Both cerebral palsy and autism spectrum disorder are umbrella terms, meaning that they cover a lot of various conditions and severities.
Cerebral palsy and autism can present themselves one way in one person and completely different in another.
This article will go over the differences and similarities between cerebral palsy and autism, as well as what to expect when they co-occur.
Comparing Cerebral Palsy and Autism
Roughly 7% of children with cerebral palsy also have autism spectrum disorder.
These 2 disorders are not related to one another but commonly co-occur and affect childhood development.
Cerebral palsy is a motor disorder, meaning that it mainly affects one’s ability to move.
In contrast, autism is a cognitive disorder that affects one’s behavior and communication skills.
One is a physical disorder while the other is psychiatric.
A combination of these two complex disorders can be a little bit tricky. Children with autism typically prefer doing things on their own; however, the motor impairments caused by CP may require some dependence.
Both conditions allow a lot of room for misunderstandings and difficult interactions.
Just like any developmental disorder, the severity can range quite a bit and no two cases of cerebral palsy or autism will be exactly alike.
Many people with cerebral palsy can independently walk, and many people with autism can speak and are extremely intelligent.
Differences in Development
Cerebral palsy is the result of brain damage before, during, or after birth into early childhood.
While autism also develops during these early stages of life, symptoms may not present themselves until the infant gets a little bit older.
Because cerebral palsy is a motor impairment, its symptoms are usually more apparent at earlier ages than autism.
Most children with autism spectrum disorder are diagnosed after age 4 because common signs of autism like tantrums, inability to speak, and lack of eye contact often just seem like normal things for infants to do.
Common Signs of Autism
As previously mentioned, autism is a spectrum disorder. The signs apparent in one person with autism may be completely different in another.
Common signs of autism include:
- Poor use of eye contact, facial expressions, and gestures
- Difficulty understanding social situations and body language
- Uncontrollable outbursts
- Repetitive or obsessive behavior and movements
- Difficulties making friends and initiating/ sustaining conversations
- Delay in or complete lack of speech
- Being extremely particular about how things are done and stubborn about change
- Hypersensitivity to sounds or touch
There used to be 5 different types of autism (Asperger’s. autistic disorder, pervasive developmental disorder, childhood disintegrative syndrome, and Rett syndrome).
However, all these different types of autism were confusing to differentiate due to inconsistent diagnoses.
So in 2013, it was decided that all the symptoms would fall under the single diagnosis of “autism spectrum disorder.”

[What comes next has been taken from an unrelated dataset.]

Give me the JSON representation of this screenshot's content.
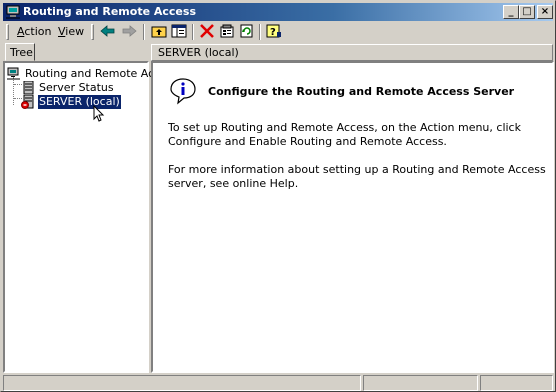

Severity is classified into 3 different levels (from level 1 indicating mild to level 3 indicating severe).
What Causes Autism?
Multiple genetic and environmental factors can contribute to autism, but the exact cause is still unknown.
Autism can be genetic, but not always. Sometimes parents of children with autism don’t have a family history of the disorder and it’s the result of a genetic mutation.
Studies show that the chances of both identical twins having autism are about 36-95% while the chances of both fraternal twins having autism are about 31%.
Parents with an autistic child should also be aware that the chances of having a second child with autism range from 2-18%.
Other factors that increase the risk of having a child with autism include increased parental age, prenatal exposure to chemicals, premature birth, and oxygen deprivation.
Vaccines do not cause autism and many studies find vaccines safe for disease prevention.
Managing Cerebral Palsy and Autism
There is no cure to reverse the effects of cerebral palsy and autism.
However, your child can learn to effectively manage these developmental disorders through various types of therapy.
Physical therapy will help your child improve their strength and mobility.
Occupational therapy will teach your child activities of daily living like using the bathroom or putting on clothes.
Speech therapy will teach your child how to communicate and socialize more effectively.
Behavior therapy will help your child phase-out of unhealthy or destructive behaviors.
Early intervention is important for promoting verbal communication and social skills in children with autism.
Younger brains are more malleable and have a better chance of recovery.
Hopefully, this article helped you understand what to expect when your child has cerebral palsy and autism.
Keep in mind that your child’s condition is unique. What works for some kids with CP and autism may not work for yours.
Nobody knows your child as well as you do, so be patient and pay attention to his/her behaviors, triggers, and preferences.
Don’t be afraid to experiment. With time, you’ll discover what coping mechanisms, exercises, and forms of communication work best for your child.